/---

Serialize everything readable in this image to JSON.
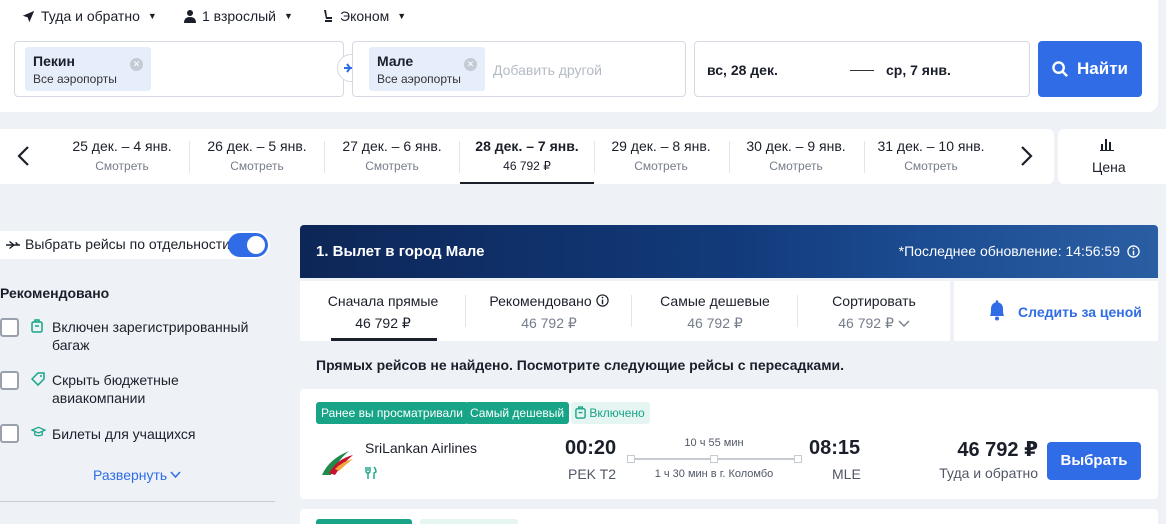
{
  "search": {
    "trip_type": "Туда и обратно",
    "passengers": "1 взрослый",
    "cabin": "Эконом",
    "origin": {
      "city": "Пекин",
      "airports": "Все аэропорты"
    },
    "destination": {
      "city": "Мале",
      "airports": "Все аэропорты"
    },
    "add_another_placeholder": "Добавить другой",
    "depart_date": "вс, 28 дек.",
    "return_date": "ср, 7 янв.",
    "find_label": "Найти"
  },
  "date_strip": {
    "items": [
      {
        "range": "25 дек. – 4 янв.",
        "sub": "Смотреть",
        "selected": false
      },
      {
        "range": "26 дек. – 5 янв.",
        "sub": "Смотреть",
        "selected": false
      },
      {
        "range": "27 дек. – 6 янв.",
        "sub": "Смотреть",
        "selected": false
      },
      {
        "range": "28 дек. – 7 янв.",
        "sub": "46 792 ₽",
        "selected": true
      },
      {
        "range": "29 дек. – 8 янв.",
        "sub": "Смотреть",
        "selected": false
      },
      {
        "range": "30 дек. – 9 янв.",
        "sub": "Смотреть",
        "selected": false
      },
      {
        "range": "31 дек. – 10 янв.",
        "sub": "Смотреть",
        "selected": false
      }
    ],
    "price_label": "Цена"
  },
  "sidebar": {
    "separate_toggle_label": "Выбрать рейсы по отдельности",
    "separate_toggle_on": true,
    "recommended_title": "Рекомендовано",
    "filters": [
      {
        "line1": "Включен зарегистрированный",
        "line2": "багаж",
        "icon": "luggage-icon"
      },
      {
        "line1": "Скрыть бюджетные",
        "line2": "авиакомпании",
        "icon": "tag-icon"
      },
      {
        "line1": "Билеты для учащихся",
        "line2": "",
        "icon": "graduation-cap-icon"
      }
    ],
    "expand_label": "Развернуть"
  },
  "results": {
    "section_title": "1. Вылет в город Мале",
    "last_update": "*Последнее обновление: 14:56:59",
    "sort_tabs": [
      {
        "label": "Сначала прямые",
        "price": "46 792 ₽",
        "selected": true
      },
      {
        "label": "Рекомендовано",
        "price": "46 792 ₽",
        "selected": false
      },
      {
        "label": "Самые дешевые",
        "price": "46 792 ₽",
        "selected": false
      },
      {
        "label": "Сортировать",
        "price": "46 792 ₽",
        "selected": false
      }
    ],
    "price_alert_label": "Следить за ценой",
    "no_direct_msg": "Прямых рейсов не найдено. Посмотрите следующие рейсы с пересадками.",
    "flight": {
      "tags": [
        "Ранее вы просматривали",
        "Самый дешевый",
        "Включено"
      ],
      "airline": "SriLankan Airlines",
      "depart_time": "00:20",
      "depart_airport": "PEK T2",
      "duration": "10 ч 55 мин",
      "stops": "1 ч 30 мин в г. Коломбо",
      "arrive_time": "08:15",
      "arrive_airport": "MLE",
      "price": "46 792 ₽",
      "price_note": "Туда и обратно",
      "select_label": "Выбрать"
    }
  },
  "colors": {
    "accent": "#2f6ce5",
    "teal": "#17a487",
    "header_dark": "#0d2657"
  }
}
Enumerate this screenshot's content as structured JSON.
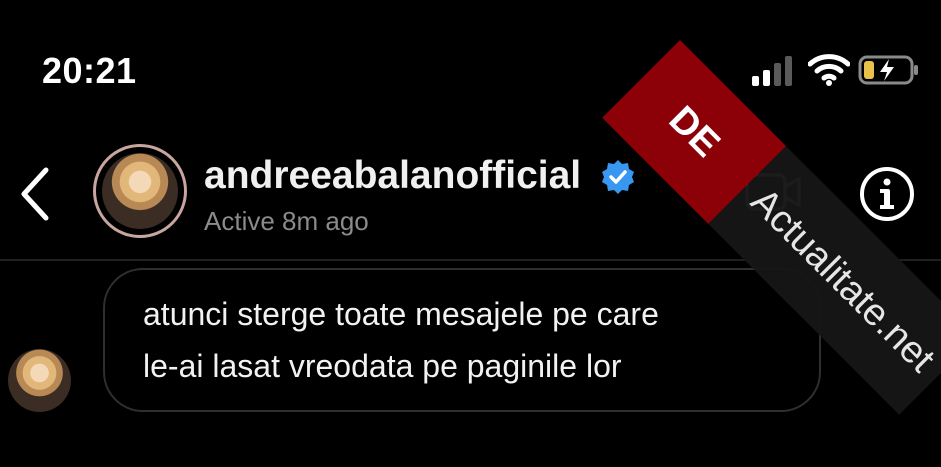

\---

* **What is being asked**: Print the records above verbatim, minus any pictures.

* **Solution for this problem**:
Serialize everything readable in this image to JSON.
{
  "search": {
    "trip_type": "Туда и обратно",
    "passengers": "1 взрослый",
    "cabin": "Эконом",
    "origin": {
      "city": "Пекин",
      "airports": "Все аэропорты"
    },
    "destination": {
      "city": "Мале",
      "airports": "Все аэропорты"
    },
    "add_another_placeholder": "Добавить другой",
    "depart_date": "вс, 28 дек.",
    "return_date": "ср, 7 янв.",
    "find_label": "Найти"
  },
  "date_strip": {
    "items": [
      {
        "range": "25 дек. – 4 янв.",
        "sub": "Смотреть",
        "selected": false
      },
      {
        "range": "26 дек. – 5 янв.",
        "sub": "Смотреть",
        "selected": false
      },
      {
        "range": "27 дек. – 6 янв.",
        "sub": "Смотреть",
        "selected": false
      },
      {
        "range": "28 дек. – 7 янв.",
        "sub": "46 792 ₽",
        "selected": true
      },
      {
        "range": "29 дек. – 8 янв.",
        "sub": "Смотреть",
        "selected": false
      },
      {
        "range": "30 дек. – 9 янв.",
        "sub": "Смотреть",
        "selected": false
      },
      {
        "range": "31 дек. – 10 янв.",
        "sub": "Смотреть",
        "selected": false
      }
    ],
    "price_label": "Цена"
  },
  "sidebar": {
    "separate_toggle_label": "Выбрать рейсы по отдельности",
    "separate_toggle_on": true,
    "recommended_title": "Рекомендовано",
    "filters": [
      {
        "line1": "Включен зарегистрированный",
        "line2": "багаж",
        "icon": "luggage-icon"
      },
      {
        "line1": "Скрыть бюджетные",
        "line2": "авиакомпании",
        "icon": "tag-icon"
      },
      {
        "line1": "Билеты для учащихся",
        "line2": "",
        "icon": "graduation-cap-icon"
      }
    ],
    "expand_label": "Развернуть"
  },
  "results": {
    "section_title": "1. Вылет в город Мале",
    "last_update": "*Последнее обновление: 14:56:59",
    "sort_tabs": [
      {
        "label": "Сначала прямые",
        "price": "46 792 ₽",
        "selected": true
      },
      {
        "label": "Рекомендовано",
        "price": "46 792 ₽",
        "selected": false
      },
      {
        "label": "Самые дешевые",
        "price": "46 792 ₽",
        "selected": false
      },
      {
        "label": "Сортировать",
        "price": "46 792 ₽",
        "selected": false
      }
    ],
    "price_alert_label": "Следить за ценой",
    "no_direct_msg": "Прямых рейсов не найдено. Посмотрите следующие рейсы с пересадками.",
    "flight": {
      "tags": [
        "Ранее вы просматривали",
        "Самый дешевый",
        "Включено"
      ],
      "airline": "SriLankan Airlines",
      "depart_time": "00:20",
      "depart_airport": "PEK T2",
      "duration": "10 ч 55 мин",
      "stops": "1 ч 30 мин в г. Коломбо",
      "arrive_time": "08:15",
      "arrive_airport": "MLE",
      "price": "46 792 ₽",
      "price_note": "Туда и обратно",
      "select_label": "Выбрать"
    }
  },
  "colors": {
    "accent": "#2f6ce5",
    "teal": "#17a487",
    "header_dark": "#0d2657"
  }
}
Enumerate this screenshot's content as structured JSON.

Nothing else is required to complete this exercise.